Residents of Kochi are known as Kochiites; they are an important part of the South Indian weltanschauung. However, the city's culture is rapidly evolving, with Kochiites generally becoming more cosmopolitan in their outlook. The people are also increasingly fashion-conscious, often deviating from the traditional Kerala wear to western clothing.
Kochiites generally partake of Keralite cuisine, which is generally characterised by an abundance of coconut and spices. Other South Indian cuisines, as well as Chinese and North Indian cuisines are popular. Fast food culture is also very prominent.
Kochi was home to some of the most influential figures in Malayalam literature, including Changampuzha Krishna Pillai, Kesari Balakrishna Pillai, G. Sankara Kurup, and Vyloppilli Sreedhara Menon. Prominent social reformers such as Sahodaran Ayyappan and Pandit Karuppan also are from Kochi.
The Jawaharlal Nehru International Stadium in Kochi is one of the largest multi-use stadiums in India. The Regional Sports Centre is an important centre of sporting activity in the city.
Schools and colleges in the city are either run by the government or by private trusts and individuals. The schools are each affiliated with either the Indian Certificate of Secondary Education (ICSE), the Central Board for Secondary Education (CBSE), or the Kerala State Education Board. English is the medium of instruction in most private schools; though government run schools offer both English and Malayalam. After completing their secondary education, which involves ten years of schooling, students typically enroll at Higher Secondary School in one of the three streams—Arts, Commerce or Science. Upon completing the required coursework, the student can enroll in general or professional degree programmes.
The Cochin University is situated in the city. Most of the colleges offering tertiary education are affiliated either with the Mahatma Gandhi University or the Cochin University. Other national educational institutes include the Central Institute of Fisheries Nautical and Engineering Training, the National University of Advanced Legal Studies, the National Institute of Oceanography and the Central Marine Fisheries Research Institute.
The Amrita Institute of Medical Sciences and Research Centre houses the healthcare campus of the Amrita Vishwa Vidyapeetham.
Major Malayalam newspapers published in Kochi include Malayala Manorama, Mathrubhumi, Deshabhimani and Deepika. Popular English newspapers include The Hindu, The New Indian Express, Times of India and The Pioneer. A number of evening papers are also published from the city. Newspapers in other regional languages like Hindi, Kannada, Tamil and Telugu are also sold in large numbers.

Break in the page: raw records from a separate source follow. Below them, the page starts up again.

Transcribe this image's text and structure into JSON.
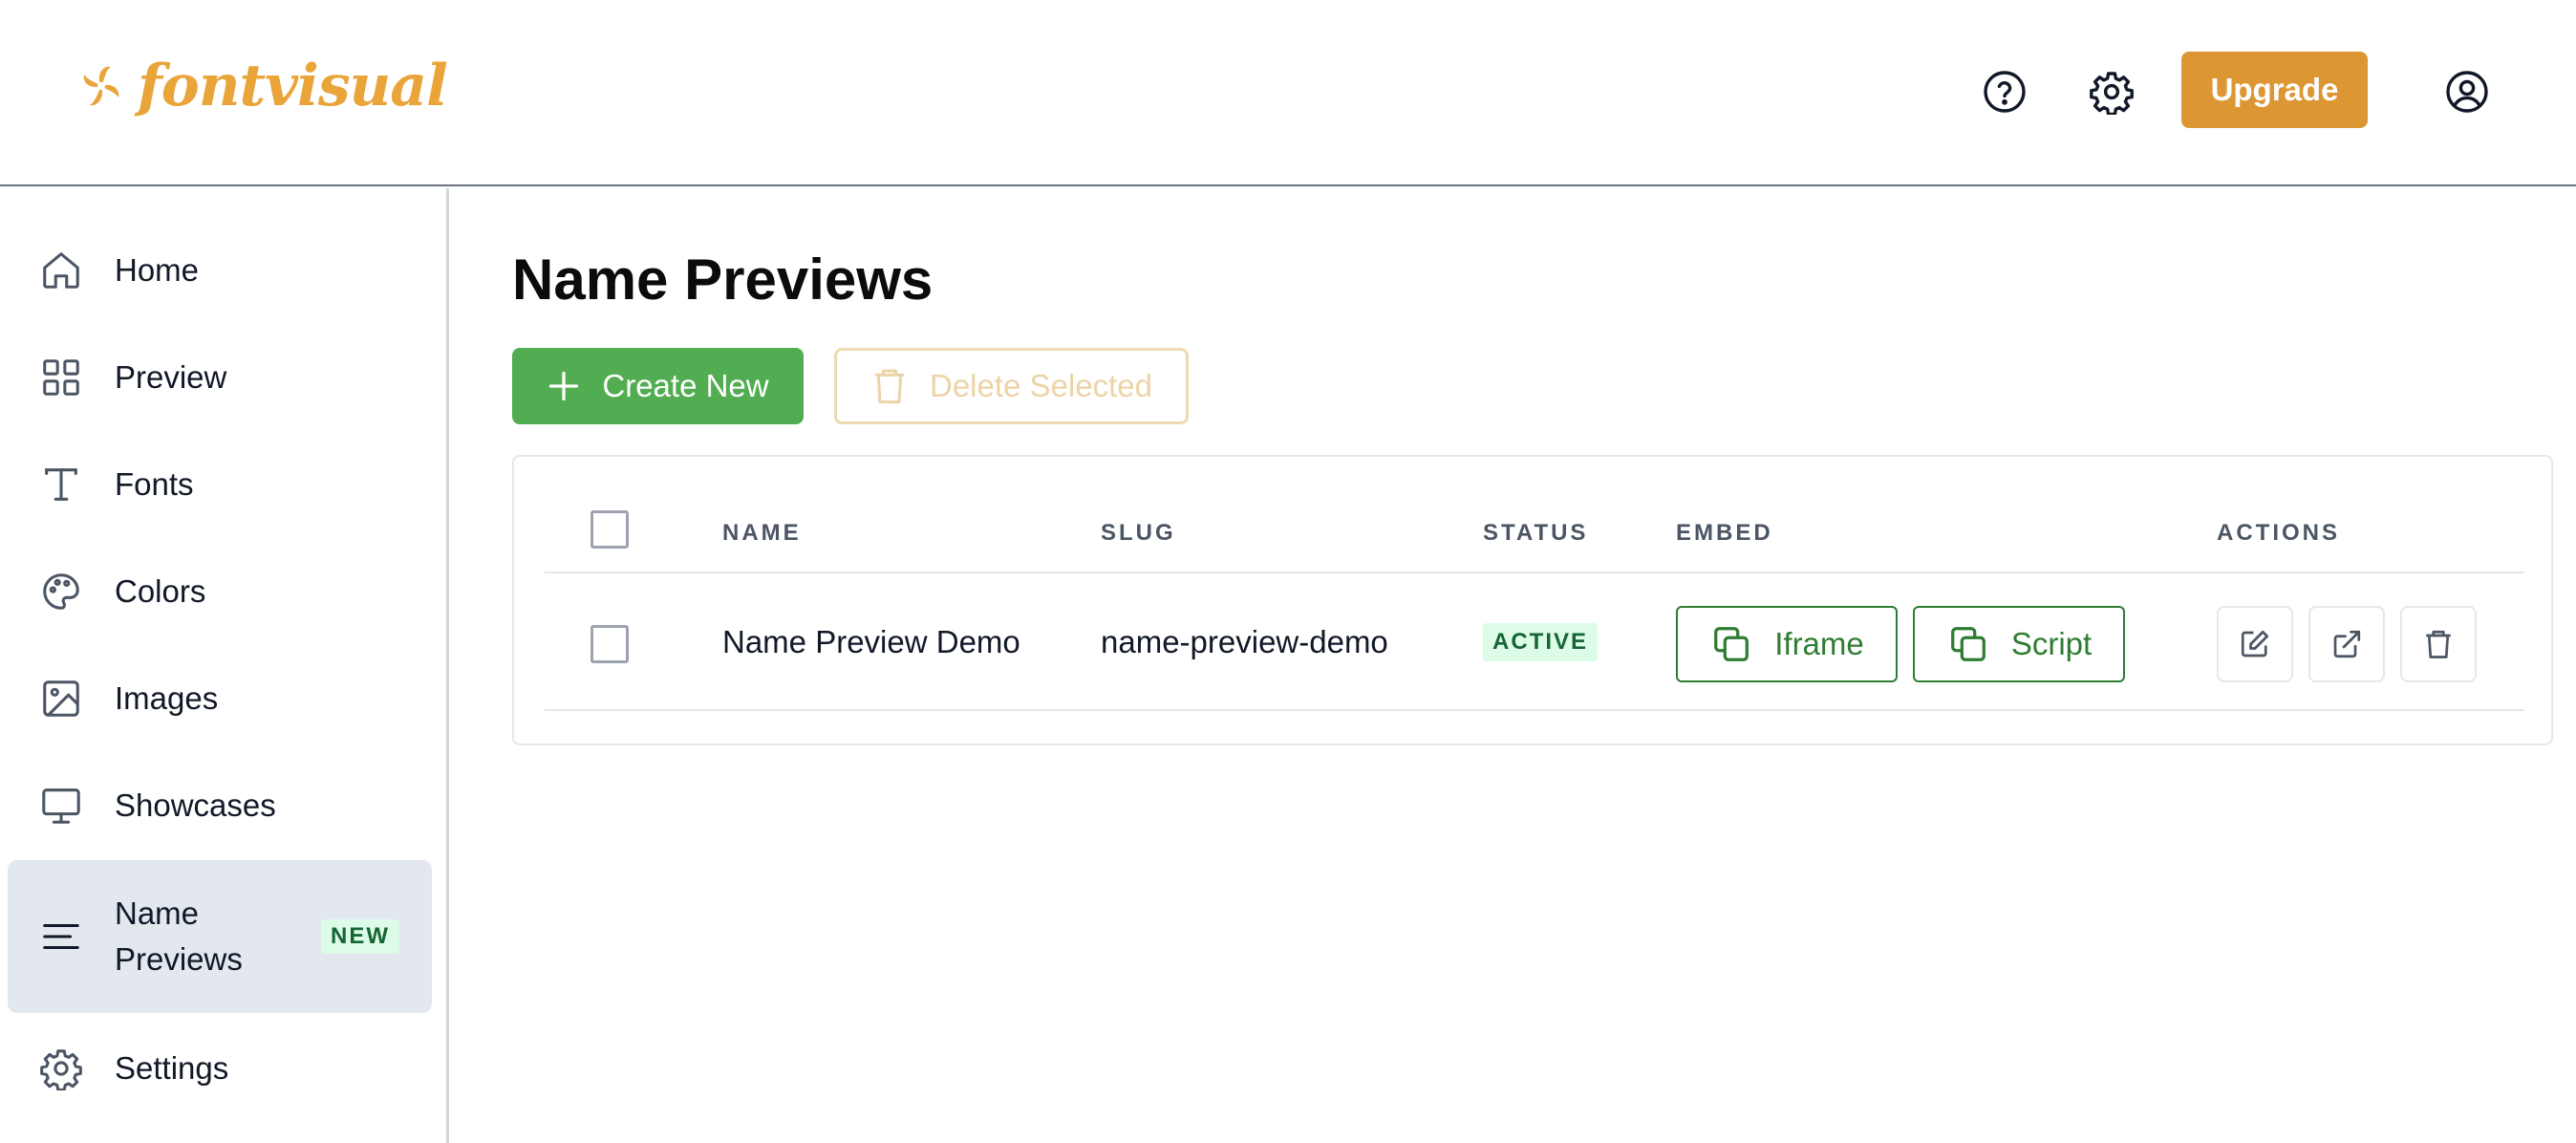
{
  "header": {
    "logo_text": "fontvisual",
    "help_icon": "help-circle-icon",
    "settings_icon": "gear-icon",
    "upgrade_label": "Upgrade",
    "account_icon": "user-circle-icon",
    "brand_color": "#e9a53a",
    "upgrade_color": "#dc9734"
  },
  "sidebar": {
    "items": [
      {
        "label": "Home",
        "icon": "home-icon"
      },
      {
        "label": "Preview",
        "icon": "grid-icon"
      },
      {
        "label": "Fonts",
        "icon": "type-icon"
      },
      {
        "label": "Colors",
        "icon": "palette-icon"
      },
      {
        "label": "Images",
        "icon": "image-icon"
      },
      {
        "label": "Showcases",
        "icon": "monitor-icon"
      },
      {
        "label": "Name Previews",
        "icon": "lines-icon",
        "badge": "NEW",
        "active": true
      },
      {
        "label": "Settings",
        "icon": "gear-icon"
      }
    ]
  },
  "main": {
    "title": "Name Previews",
    "create_label": "Create New",
    "delete_selected_label": "Delete Selected",
    "table": {
      "columns": [
        "NAME",
        "SLUG",
        "STATUS",
        "EMBED",
        "ACTIONS"
      ],
      "rows": [
        {
          "name": "Name Preview Demo",
          "slug": "name-preview-demo",
          "status": "ACTIVE",
          "embed_iframe": "Iframe",
          "embed_script": "Script",
          "actions": [
            "edit-icon",
            "external-link-icon",
            "trash-icon"
          ]
        }
      ]
    }
  },
  "colors": {
    "create_green": "#52ad52",
    "embed_green": "#2f7d32",
    "active_badge_bg": "#dcfce7",
    "active_nav_bg": "#e3e8ef"
  }
}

Being the seat of the Cochin Stock Exchange, a number of financial publications are also published in the city. These include The Economic Times, The Business Standard, and The Financial Times. Prominent magazines and religious publications like the Satya Deepam, The Week and Vanitha are also published from the city.
Television stations in Kochi include Asianet Cable Vision, India Vision, Kairali TV, Jeevan TV, Amrita TV and Manorama News. Satellite television services are available through Doordarshan Direct Plus, Dish TV and Tata Sky. All India Radio has two FM stations in the city, operating at 102.3 MHz and 107.5 MHz. Private satellite radios such as WorldSpace, are also available. There are over twenty cinema halls that screen movies in Malayalam, Tamil, English and Hindi. A film festival, known as the Cochin International Film Festival (CIFF), is held in the city every year.
Kochi has the highest density of telephones in India. Telephony services are provided by various players like Airtel, Idea cellular, Hutch, Reliance Infocomm, Tata Indicom and the state owned BSNL.